Another reason to use rehab and pain management supplies

Using rehab and pain management supplies instead of prescription painkillers – whenever applicable, of course – could not only help prevent opioid addiction and overdose deaths, but also heart-related deaths and other fatalities. According to a new study, out of 45,000 adult Medicaid patients in Tennessee from 1999 to 2012, those who took prescription opioids had a 64% higher risk of dying within 6 months of beginning treatment than those who took other pain medication. Eighteen percent of deaths among users of painkillers were attributed to accidental overdoses, compared to 8% of the other subjects.

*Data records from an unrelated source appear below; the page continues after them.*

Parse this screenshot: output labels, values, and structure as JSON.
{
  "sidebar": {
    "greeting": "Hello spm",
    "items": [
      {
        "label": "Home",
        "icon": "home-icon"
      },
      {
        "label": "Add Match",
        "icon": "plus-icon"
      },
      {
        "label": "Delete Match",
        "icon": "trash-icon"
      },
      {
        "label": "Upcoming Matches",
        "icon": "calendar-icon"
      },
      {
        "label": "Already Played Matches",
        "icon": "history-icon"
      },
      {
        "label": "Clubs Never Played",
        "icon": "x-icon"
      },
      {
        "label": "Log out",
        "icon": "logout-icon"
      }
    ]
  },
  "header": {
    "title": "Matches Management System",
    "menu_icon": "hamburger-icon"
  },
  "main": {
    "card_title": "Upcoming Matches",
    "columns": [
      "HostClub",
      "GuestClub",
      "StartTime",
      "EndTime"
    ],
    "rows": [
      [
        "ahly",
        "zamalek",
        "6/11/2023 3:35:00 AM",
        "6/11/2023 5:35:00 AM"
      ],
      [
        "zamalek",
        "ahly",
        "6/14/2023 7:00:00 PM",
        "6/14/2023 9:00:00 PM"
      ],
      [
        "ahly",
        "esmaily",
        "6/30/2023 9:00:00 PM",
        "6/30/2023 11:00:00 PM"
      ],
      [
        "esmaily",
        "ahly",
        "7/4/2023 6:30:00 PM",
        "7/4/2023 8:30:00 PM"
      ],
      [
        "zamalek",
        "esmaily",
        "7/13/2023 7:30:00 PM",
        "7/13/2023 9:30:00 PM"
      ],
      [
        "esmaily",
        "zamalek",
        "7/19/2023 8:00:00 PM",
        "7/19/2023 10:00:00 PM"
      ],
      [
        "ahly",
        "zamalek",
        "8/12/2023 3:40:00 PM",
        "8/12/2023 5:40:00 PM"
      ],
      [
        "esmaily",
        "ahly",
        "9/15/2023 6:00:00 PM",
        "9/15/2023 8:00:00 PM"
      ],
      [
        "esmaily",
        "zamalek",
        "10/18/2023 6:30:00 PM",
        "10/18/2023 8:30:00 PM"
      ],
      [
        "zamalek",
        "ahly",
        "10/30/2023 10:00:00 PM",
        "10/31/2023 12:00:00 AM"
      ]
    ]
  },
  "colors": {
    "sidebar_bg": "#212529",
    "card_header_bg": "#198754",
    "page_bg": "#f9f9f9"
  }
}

Prescription opioids like hydrocodone, codeine, and morphine can decrease breathing and worsen breathing disorders such as sleep apnea, which may result in irregular heartbeats, heart attacks, or sudden death.

 And that’s not counting illegal drugs like heroine. “As bad as people think the problem of opioid use is, it’s probably worse,” lead author and a health policy professor at Vanderbilt University’s medical school Wayne Ray said. “They should be a last resort and particular care should be exercised for patients who are at cardiovascular risk.” That’s where alternative approaches like rehab and pain management supplies come in. TENS units, for instance, help manage chronic pain virtually without side effects and without the risk of developing addiction.  Unfortunately, many doctors prescribe opioids as if by default without stopping to consider whether or not other protocols might be helpful.

The patients in the study – published in the Journal of the American Medical Association – were prescribed medications for chronic symptoms cause by back pain and arthritis. Half of the subjects were administered long-acting opioids such as controlled-release oxycodone, methadone, and fentanyl skin patches. This class of painkillers remains longer in the body – extended exposure may increase the risk of toxic reactions. The rest of the patients were prescribed gabapentin and other non-opioid medications, as well as antidepressants often used for pain.

Of the patients using opioids, 187 died, as opposed to 87 deaths in the other group. The authors of the study reached the conclusion that there was one excess death for every 145 patients on opioids compared to deaths among patients on other painkillers. Director of pain research at the University of Michigan Health System Dr. Chad Brummet complimented the study for highlighting risks from drugs in an innovative way and emphasizing the reasons for limiting their use. “We’ve sounded the alarm over and over again,” he said. “We still have a major cultural shift ahead of us.”

Related: How can TENS units help fight a prescription opioid epidemic?